The value of this diamond is currently unknown because of its pale yellow colour and indistinguishable shape, some state that it looks similar to a shield. It has 11.05g, 55.23 carats and it was discovered in India. You can see it at the Apollo Gallery at the Louvre in Paris, being currently part of the French Crown Jewel. It’s one of the first gemstones cut with symmetrical facets. It’s an unusual stone because it has no pavilion, it features a pair of crowns, one to another. Its name comes from the French Ambassador to Turkey, Nicholas Harlai, the Seigneur de Sancy who first purchased it in Constantinople in 1570.

Koh-i-Noor: priceless

All diamond lovers have heard about Koh-i-Noor, one of the oldest ones in the world. It was discovered more than 5000 years ago and its current name means “Mountain of Light” in Persian. The first record mentioning it was in the Andhra Pradesh state of India. No one knows what it’s original weigh was, the first time when it was weighted it was 38.2g and 186 old carats. It had numerous owners until it was offered to Queen Victoria when Britain annexed Punjab in 1840. At first, it was cut similar to other Mughal era diamonds, but when it was displayed at the Great Exhibition in London, in 1951 the viewers were not satisfied with its look and Prince Albert decided to re-cut it. At present Koh-i-Noor is described as having the finest white colour or being colourless, with an oval shape and 108.93 carats.
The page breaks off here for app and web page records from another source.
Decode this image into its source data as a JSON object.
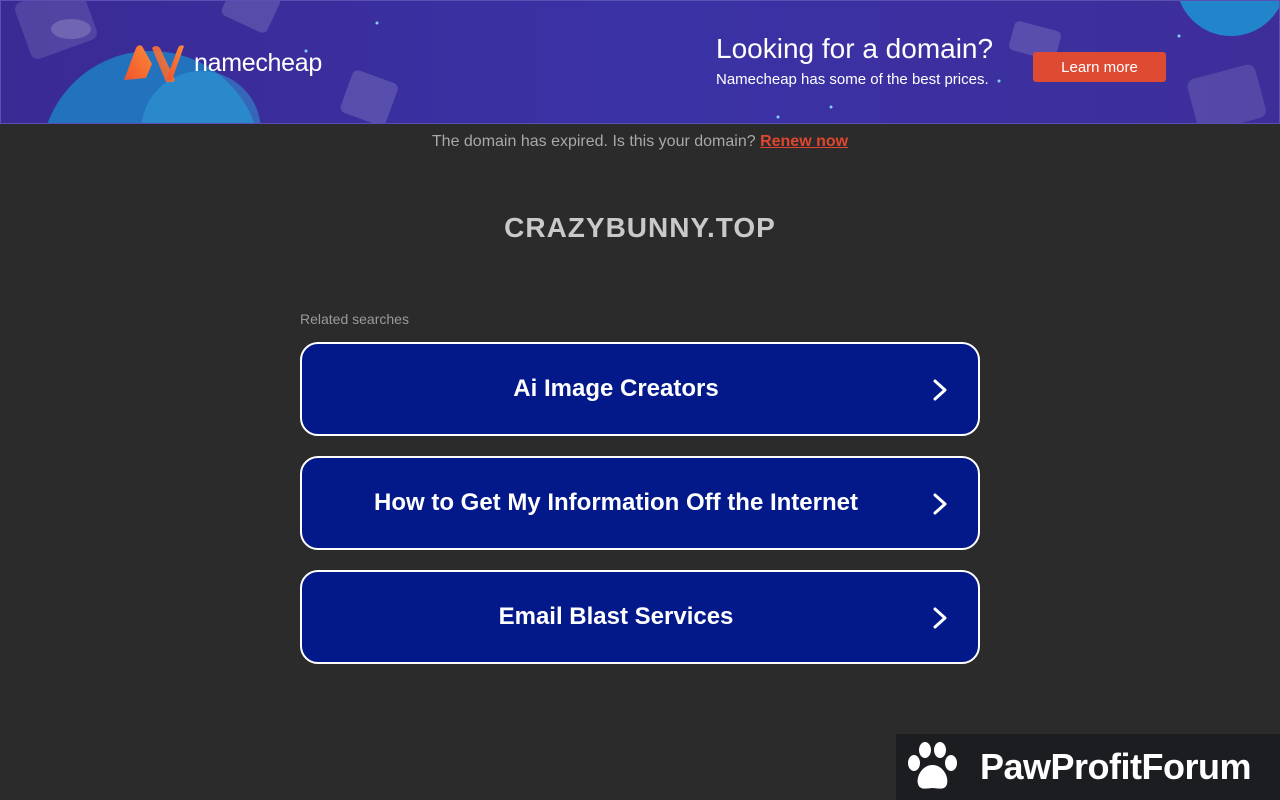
{
  "banner": {
    "brand": "namecheap",
    "promo_title": "Looking for a domain?",
    "promo_subtitle": "Namecheap has some of the best prices.",
    "cta_label": "Learn more",
    "accent_color": "#de4a32",
    "background_color": "#3b2d9e"
  },
  "notice": {
    "text": "The domain has expired. Is this your domain?",
    "link_label": "Renew now"
  },
  "domain": "CRAZYBUNNY.TOP",
  "related": {
    "label": "Related searches",
    "items": [
      {
        "label": "Ai Image Creators",
        "icon": "chevron-right-icon"
      },
      {
        "label": "How to Get My Information Off the Internet",
        "icon": "chevron-right-icon"
      },
      {
        "label": "Email Blast Services",
        "icon": "chevron-right-icon"
      }
    ]
  },
  "watermark": {
    "text": "PawProfitForum",
    "icon": "paw-icon"
  },
  "colors": {
    "page_background": "#2b2b2b",
    "button_background": "#03198a",
    "link_color": "#e0462f"
  }
}
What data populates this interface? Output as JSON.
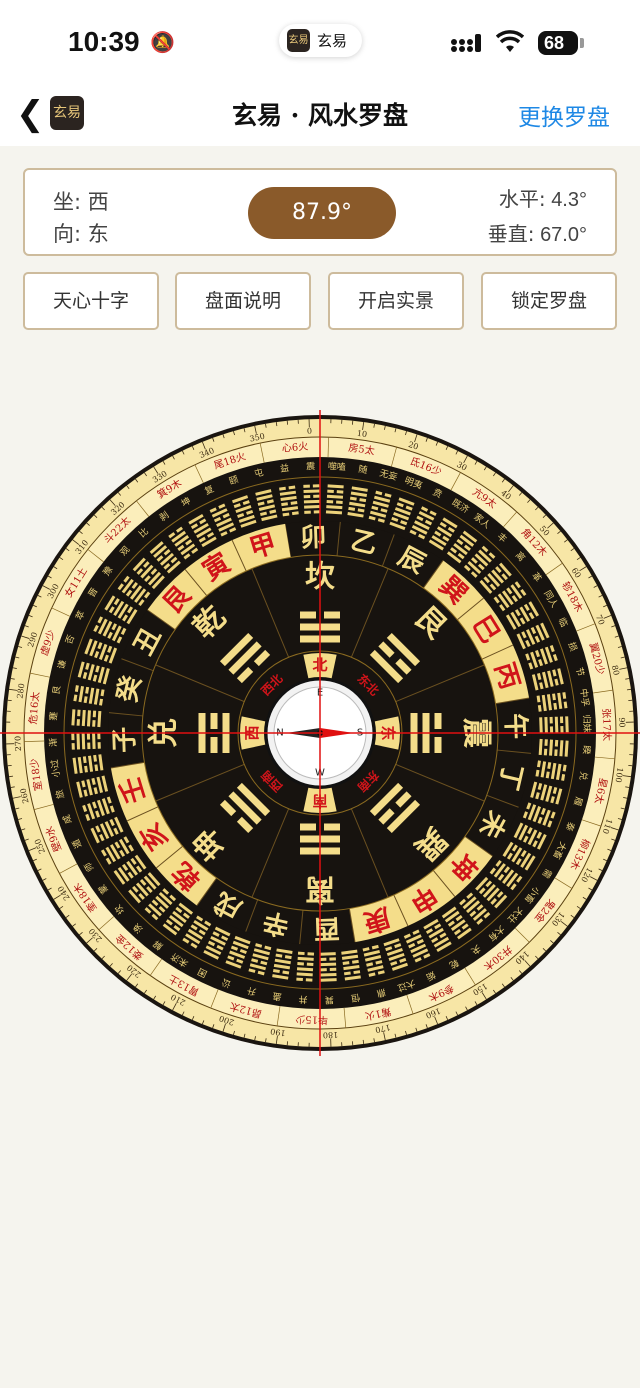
{
  "status": {
    "time": "10:39",
    "app_name": "玄易",
    "battery": "68"
  },
  "nav": {
    "logo": "玄易",
    "title": "玄易 · 风水罗盘",
    "right_action": "更换罗盘"
  },
  "info": {
    "sit_label": "坐:",
    "sit_value": "西",
    "face_label": "向:",
    "face_value": "东",
    "heading": "87.9°",
    "level_label": "水平:",
    "level_value": "4.3°",
    "vertical_label": "垂直:",
    "vertical_value": "67.0°"
  },
  "buttons": [
    "天心十字",
    "盘面说明",
    "开启实景",
    "锁定罗盘"
  ],
  "compass": {
    "cardinals": [
      "E",
      "S",
      "W",
      "N"
    ],
    "directions": [
      "东",
      "东南",
      "南",
      "西南",
      "西",
      "西北",
      "北",
      "东北"
    ],
    "trigrams": [
      "震",
      "巽",
      "离",
      "坤",
      "兑",
      "乾",
      "坎",
      "艮"
    ],
    "mountains": [
      "卯",
      "乙",
      "辰",
      "巽",
      "巳",
      "丙",
      "午",
      "丁",
      "未",
      "坤",
      "申",
      "庚",
      "酉",
      "辛",
      "戌",
      "乾",
      "亥",
      "壬",
      "子",
      "癸",
      "丑",
      "艮",
      "寅",
      "甲"
    ],
    "red_mountains": [
      "巽",
      "巳",
      "丙",
      "坤",
      "申",
      "庚",
      "乾",
      "亥",
      "壬",
      "艮",
      "寅",
      "甲"
    ],
    "hexagrams": [
      "震",
      "噬嗑",
      "随",
      "无妄",
      "明夷",
      "贲",
      "既济",
      "家人",
      "丰",
      "离",
      "革",
      "同人",
      "临",
      "损",
      "节",
      "中孚",
      "归妹",
      "睽",
      "兑",
      "履",
      "泰",
      "大畜",
      "需",
      "小畜",
      "大壮",
      "大有",
      "夬",
      "乾",
      "姤",
      "大过",
      "鼎",
      "恒",
      "巽",
      "井",
      "蛊",
      "升",
      "讼",
      "困",
      "未济",
      "解",
      "涣",
      "坎",
      "蒙",
      "师",
      "遁",
      "咸",
      "旅",
      "小过",
      "渐",
      "蹇",
      "艮",
      "谦",
      "否",
      "萃",
      "晋",
      "豫",
      "观",
      "比",
      "剥",
      "坤",
      "复",
      "颐",
      "屯",
      "益"
    ],
    "mansions": [
      "心6火",
      "房5太",
      "氐16少",
      "亢9太",
      "角12木",
      "轸18木",
      "翼20少",
      "张17太",
      "星6太",
      "柳13木",
      "鬼2金",
      "井30木",
      "参9木",
      "觜1火",
      "毕15少",
      "昴12太",
      "胃13土",
      "娄12金",
      "奎18木",
      "壁9水",
      "室18少",
      "危16太",
      "虚9少",
      "女11土",
      "斗22太",
      "箕9木",
      "尾18火"
    ],
    "degree_labels": [
      "0",
      "10",
      "20",
      "30",
      "40",
      "50",
      "60",
      "70",
      "80",
      "90",
      "100",
      "110",
      "120",
      "130",
      "140",
      "150",
      "160",
      "170",
      "180",
      "190",
      "200",
      "210",
      "220",
      "230",
      "240",
      "250",
      "260",
      "270",
      "280",
      "290",
      "300",
      "310",
      "320",
      "330",
      "340",
      "350"
    ]
  }
}
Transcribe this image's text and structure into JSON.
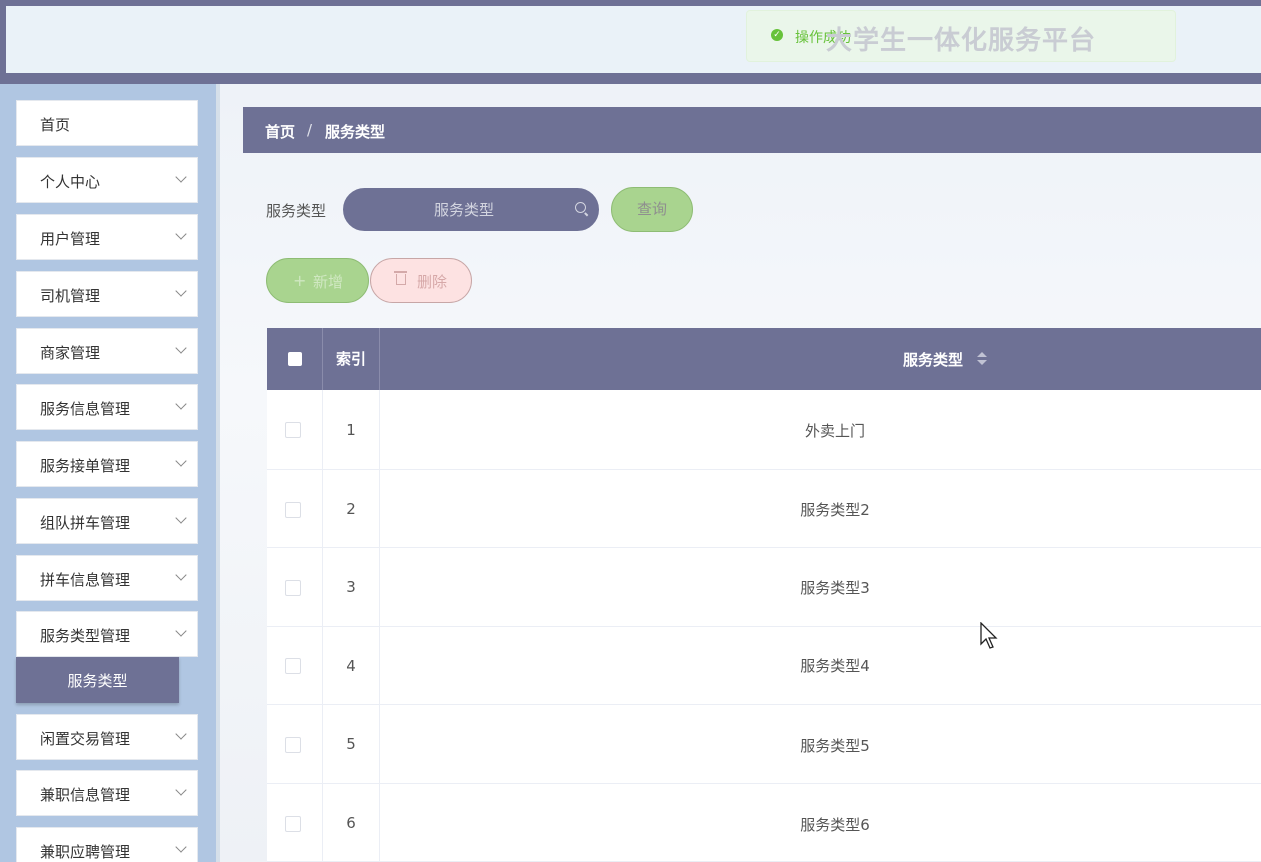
{
  "header": {
    "site_title": "大学生一体化服务平台",
    "toast_text": "操作成功",
    "toast_icon": "check-circle-icon",
    "accent_color": "#6e7195"
  },
  "sidebar": {
    "items": [
      {
        "label": "首页",
        "has_chevron": false
      },
      {
        "label": "个人中心",
        "has_chevron": true
      },
      {
        "label": "用户管理",
        "has_chevron": true
      },
      {
        "label": "司机管理",
        "has_chevron": true
      },
      {
        "label": "商家管理",
        "has_chevron": true
      },
      {
        "label": "服务信息管理",
        "has_chevron": true
      },
      {
        "label": "服务接单管理",
        "has_chevron": true
      },
      {
        "label": "组队拼车管理",
        "has_chevron": true
      },
      {
        "label": "拼车信息管理",
        "has_chevron": true
      },
      {
        "label": "服务类型管理",
        "has_chevron": true
      },
      {
        "label": "闲置交易管理",
        "has_chevron": true
      },
      {
        "label": "兼职信息管理",
        "has_chevron": true
      },
      {
        "label": "兼职应聘管理",
        "has_chevron": true
      }
    ],
    "active_submenu": "服务类型"
  },
  "breadcrumb": {
    "home": "首页",
    "separator": "/",
    "current": "服务类型"
  },
  "search": {
    "label": "服务类型",
    "placeholder": "服务类型",
    "query_button": "查询"
  },
  "actions": {
    "add_label": "新增",
    "delete_label": "删除"
  },
  "table": {
    "columns": [
      "索引",
      "服务类型"
    ],
    "rows": [
      {
        "index": "1",
        "type": "外卖上门"
      },
      {
        "index": "2",
        "type": "服务类型2"
      },
      {
        "index": "3",
        "type": "服务类型3"
      },
      {
        "index": "4",
        "type": "服务类型4"
      },
      {
        "index": "5",
        "type": "服务类型5"
      },
      {
        "index": "6",
        "type": "服务类型6"
      }
    ]
  }
}
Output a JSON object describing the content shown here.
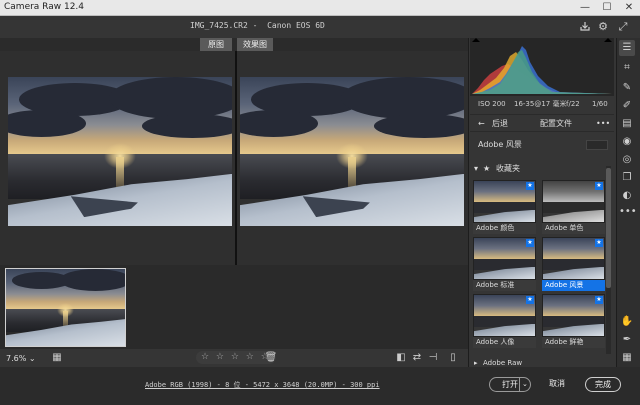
{
  "window": {
    "title": "Camera Raw 12.4",
    "minimize": "—",
    "maximize": "☐",
    "close": "✕"
  },
  "document": {
    "filename": "IMG_7425.CR2 -  Canon EOS 6D"
  },
  "view_tabs": {
    "before": "原图",
    "after": "效果图"
  },
  "toolbar_icons": [
    "save-icon",
    "gear-icon",
    "fullscreen-icon"
  ],
  "exif": {
    "iso": "ISO 200",
    "lens": "16-35@17 毫米",
    "aperture": "f/22",
    "shutter": "1/60"
  },
  "nav": {
    "back_label": "后退",
    "title": "配置文件",
    "more": "•••"
  },
  "profile": {
    "current": "Adobe 风景"
  },
  "favorites": {
    "group_label": "收藏夹"
  },
  "profiles": [
    {
      "label": "Adobe 颜色",
      "selected": false,
      "tone": "color"
    },
    {
      "label": "Adobe 单色",
      "selected": false,
      "tone": "mono"
    },
    {
      "label": "Adobe 标准",
      "selected": false,
      "tone": "color"
    },
    {
      "label": "Adobe 风景",
      "selected": true,
      "tone": "color"
    },
    {
      "label": "Adobe 人像",
      "selected": false,
      "tone": "color"
    },
    {
      "label": "Adobe 鲜艳",
      "selected": false,
      "tone": "color"
    }
  ],
  "next_group": {
    "label": "Adobe Raw"
  },
  "bottom": {
    "zoom": "7.6%",
    "stars": "☆ ☆ ☆ ☆ ☆",
    "info_link": "Adobe RGB (1998) - 8 位 - 5472 x 3648 (20.0MP) - 300 ppi"
  },
  "buttons": {
    "open": "打开",
    "cancel": "取消",
    "done": "完成"
  },
  "colors": {
    "accent": "#1473e6",
    "panel": "#353535",
    "background": "#2b2b2b"
  }
}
It took 38 days to cut it in its current form, but it’s said that Prince Albert was not happy with the result because once it was reduced, it no longer shone as it did before.